What do you do with your paper scraps after you have finished a project? Do you throw them away? Do you toss them in the nearest shopping bag for later? Do you have a special basket you put them in with every good intention on using them later? I have a girlfriend, (who shall remain nameless), that has a drawer of scraps in her craft area. Yes, a whole drawer. I know another crafter, (who shall also remain nameless), that has a special box of scraps buried deep in the back of her closet, because she is too overwhelmed by her scraps, but doesn’t want to throw them away. The container you use depends on how many scraps you keep and how you intend on using them, really.

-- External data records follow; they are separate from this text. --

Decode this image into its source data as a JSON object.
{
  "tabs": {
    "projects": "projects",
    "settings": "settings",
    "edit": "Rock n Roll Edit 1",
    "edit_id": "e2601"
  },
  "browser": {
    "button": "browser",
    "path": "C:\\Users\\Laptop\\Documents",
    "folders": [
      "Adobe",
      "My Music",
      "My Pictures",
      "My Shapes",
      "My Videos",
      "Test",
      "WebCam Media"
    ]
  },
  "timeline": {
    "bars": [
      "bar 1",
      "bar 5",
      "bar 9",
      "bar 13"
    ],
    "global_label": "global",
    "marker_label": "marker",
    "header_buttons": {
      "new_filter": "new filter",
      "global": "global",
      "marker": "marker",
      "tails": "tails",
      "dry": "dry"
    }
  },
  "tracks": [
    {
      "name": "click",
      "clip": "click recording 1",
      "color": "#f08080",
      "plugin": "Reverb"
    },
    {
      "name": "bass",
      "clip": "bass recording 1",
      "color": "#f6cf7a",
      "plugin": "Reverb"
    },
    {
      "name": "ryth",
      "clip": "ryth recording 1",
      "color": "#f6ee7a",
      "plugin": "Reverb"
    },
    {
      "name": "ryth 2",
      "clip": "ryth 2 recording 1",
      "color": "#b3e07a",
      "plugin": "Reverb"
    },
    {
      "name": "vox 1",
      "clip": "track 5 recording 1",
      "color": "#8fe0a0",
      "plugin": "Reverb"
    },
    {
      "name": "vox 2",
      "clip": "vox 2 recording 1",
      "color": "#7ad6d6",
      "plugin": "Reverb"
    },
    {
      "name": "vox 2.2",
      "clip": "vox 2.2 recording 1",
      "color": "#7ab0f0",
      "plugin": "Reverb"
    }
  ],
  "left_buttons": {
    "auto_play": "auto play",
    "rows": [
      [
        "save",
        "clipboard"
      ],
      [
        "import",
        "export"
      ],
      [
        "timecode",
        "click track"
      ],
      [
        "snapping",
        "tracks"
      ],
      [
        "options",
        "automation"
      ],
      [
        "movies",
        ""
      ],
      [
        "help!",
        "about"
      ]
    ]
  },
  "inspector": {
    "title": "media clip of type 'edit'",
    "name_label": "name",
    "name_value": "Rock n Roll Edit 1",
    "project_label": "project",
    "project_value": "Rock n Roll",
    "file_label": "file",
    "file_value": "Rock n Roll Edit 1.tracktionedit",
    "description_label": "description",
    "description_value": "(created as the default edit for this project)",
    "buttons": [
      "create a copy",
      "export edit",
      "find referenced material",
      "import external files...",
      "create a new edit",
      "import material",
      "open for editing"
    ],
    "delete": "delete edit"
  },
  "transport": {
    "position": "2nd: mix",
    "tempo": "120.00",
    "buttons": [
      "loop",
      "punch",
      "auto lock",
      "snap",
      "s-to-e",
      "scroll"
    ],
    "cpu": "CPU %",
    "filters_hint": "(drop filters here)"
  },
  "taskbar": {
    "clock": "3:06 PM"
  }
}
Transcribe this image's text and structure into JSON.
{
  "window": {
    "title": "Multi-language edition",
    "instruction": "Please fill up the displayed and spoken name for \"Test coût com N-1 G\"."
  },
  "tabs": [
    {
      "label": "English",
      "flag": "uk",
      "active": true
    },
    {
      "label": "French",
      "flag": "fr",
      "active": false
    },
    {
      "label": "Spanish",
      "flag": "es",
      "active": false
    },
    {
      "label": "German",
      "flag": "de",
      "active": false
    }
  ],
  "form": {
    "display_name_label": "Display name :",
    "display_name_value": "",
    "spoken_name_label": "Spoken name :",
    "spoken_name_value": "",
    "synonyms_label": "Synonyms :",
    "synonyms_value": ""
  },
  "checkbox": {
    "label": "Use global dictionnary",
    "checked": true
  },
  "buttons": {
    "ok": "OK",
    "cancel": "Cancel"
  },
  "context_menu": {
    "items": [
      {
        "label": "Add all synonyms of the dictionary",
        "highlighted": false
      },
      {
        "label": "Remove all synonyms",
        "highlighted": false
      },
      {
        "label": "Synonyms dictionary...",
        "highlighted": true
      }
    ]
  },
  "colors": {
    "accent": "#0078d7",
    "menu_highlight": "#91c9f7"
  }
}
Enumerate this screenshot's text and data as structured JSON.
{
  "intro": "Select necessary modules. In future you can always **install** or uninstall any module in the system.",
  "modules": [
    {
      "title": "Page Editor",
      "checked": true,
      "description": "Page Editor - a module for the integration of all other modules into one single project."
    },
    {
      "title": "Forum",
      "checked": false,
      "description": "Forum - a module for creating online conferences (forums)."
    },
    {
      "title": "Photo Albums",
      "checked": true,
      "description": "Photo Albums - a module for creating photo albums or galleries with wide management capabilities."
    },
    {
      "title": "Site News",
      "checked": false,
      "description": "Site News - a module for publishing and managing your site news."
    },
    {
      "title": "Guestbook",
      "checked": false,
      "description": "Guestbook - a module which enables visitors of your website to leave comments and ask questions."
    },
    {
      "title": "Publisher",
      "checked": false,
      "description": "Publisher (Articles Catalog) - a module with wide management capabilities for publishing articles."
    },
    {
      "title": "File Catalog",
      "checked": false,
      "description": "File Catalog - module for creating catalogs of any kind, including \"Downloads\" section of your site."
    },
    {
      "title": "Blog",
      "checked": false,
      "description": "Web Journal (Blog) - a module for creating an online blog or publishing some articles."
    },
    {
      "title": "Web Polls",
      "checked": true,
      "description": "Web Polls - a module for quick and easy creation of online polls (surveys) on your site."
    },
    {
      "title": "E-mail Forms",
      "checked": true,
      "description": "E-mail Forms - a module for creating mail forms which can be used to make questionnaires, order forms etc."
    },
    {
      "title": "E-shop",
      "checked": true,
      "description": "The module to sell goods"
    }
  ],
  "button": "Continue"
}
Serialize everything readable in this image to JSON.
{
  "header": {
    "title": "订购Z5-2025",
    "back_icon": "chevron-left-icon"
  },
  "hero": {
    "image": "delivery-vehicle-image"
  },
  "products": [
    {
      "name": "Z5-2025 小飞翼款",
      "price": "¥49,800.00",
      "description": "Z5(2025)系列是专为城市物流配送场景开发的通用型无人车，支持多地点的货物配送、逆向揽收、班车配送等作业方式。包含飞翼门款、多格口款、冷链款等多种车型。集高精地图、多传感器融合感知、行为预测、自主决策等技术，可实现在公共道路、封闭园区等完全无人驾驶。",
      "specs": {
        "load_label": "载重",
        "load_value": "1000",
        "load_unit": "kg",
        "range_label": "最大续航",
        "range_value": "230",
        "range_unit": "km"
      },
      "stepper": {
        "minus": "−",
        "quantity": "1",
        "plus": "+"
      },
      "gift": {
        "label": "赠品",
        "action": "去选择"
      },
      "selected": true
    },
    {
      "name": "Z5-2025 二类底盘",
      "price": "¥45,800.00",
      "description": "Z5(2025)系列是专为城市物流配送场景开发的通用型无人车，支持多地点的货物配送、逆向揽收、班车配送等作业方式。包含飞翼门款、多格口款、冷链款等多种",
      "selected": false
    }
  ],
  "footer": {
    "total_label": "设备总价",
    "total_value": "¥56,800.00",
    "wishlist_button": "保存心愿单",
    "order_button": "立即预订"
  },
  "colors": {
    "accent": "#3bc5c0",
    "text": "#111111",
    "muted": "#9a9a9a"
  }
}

#2 – Organize your scraps
I, personally, use Cropper Hopper transparent, heavy-duty plastic files, page makers, and paper holders to organize my scraps by coordinated kit products, because I can see at a glance what is contained, and I prefer buying kits. All of Cropper Hopper’s products are acid, pvc, and lignin free, so they are paper and photograph safe. Stacy Jillian, of Simple Scrapbooks, Big Picture Classes, and My Heritage fame, organizes hers by color, (she organizes everything by color!). I have thought about using a tabletop spinning carousel to hang small bags of like scraps, but I value the desktop space I do have too much.
#3 – Use your scraps right away
Many of my closest friends know, if I am making a card, I make ten of them. My normal routine is to make a few scrapbook pages, and then to make cards with the leftover scraps, embellishments, and ribbon from my kit. I have found through the years that it is much easier to decide on a card design and just cut enough for ten. What do I do with all of those cards? I keep some of the cards for myself to give co-workers, friends and family, neighbors, customers, and other special people in my life. I sell some of them at vendor events, craft fairs, and crops. I gift packs of cards to team members, friends and acquaintances, hostesses, and to donate to various organizations.
#4 – Cut your scraps immediately
Do not pass Go. Do not collect $200. Immediately cut those scraps into squares and rectangles, or use your go to punches that you seem to use over and over, and punch out shapes. Now, very important, throw away those little bits of paper! Right now! Throw them away. Unless you plan on making mosaic shaped embellishments, get rid of those little odd pieces and triangle shaped trash.
For 6 more incredible tips, go to the free eGuide, 6+ Stash-Busting Paper Craft Projects, by Ronda Palazzari, Jin Yong, Amy Rysavy, Kristen Magee & Victoria Hudgins by clicking here. 6+ Stash-Busting Paper Craft Projects is a (free!) PDF eGuide, written exclusively for Craftsy, featuring 24 pages of beautiful photo tutorials, along with expert tips and tricks from renowned scrapbookers and card makers. Download it instantly for free now, (you can print it easily if you’d like), and enjoy it forever in the comfort of your own home, or even on the go.
In 6+ Stash-Busting Paper Craft Projects, you will learn from envelop embellishments to color blocked cards, over six unique ways to transform leftover paper scraps into Pinterest-worthy projects. Included are:
- How to use scraps to make a stunning scrapbook layout
- 3 ways for using leftover paper to make cards
- DIY scrap paper embellishments
- Creating lined envelopes using paper scraps
- Color blocked thank you card (FREE template included!)
- Organizational hacks for your paper crafts stash
Though having a bunch of paper scraps can be overwhelming and stifle your creative process, I hope you have some new ideas and tips to help you reclaim your craft space and conquer that mountain of scraps! And if you have some of your own tips and tricks, I’d love to share them in the comments!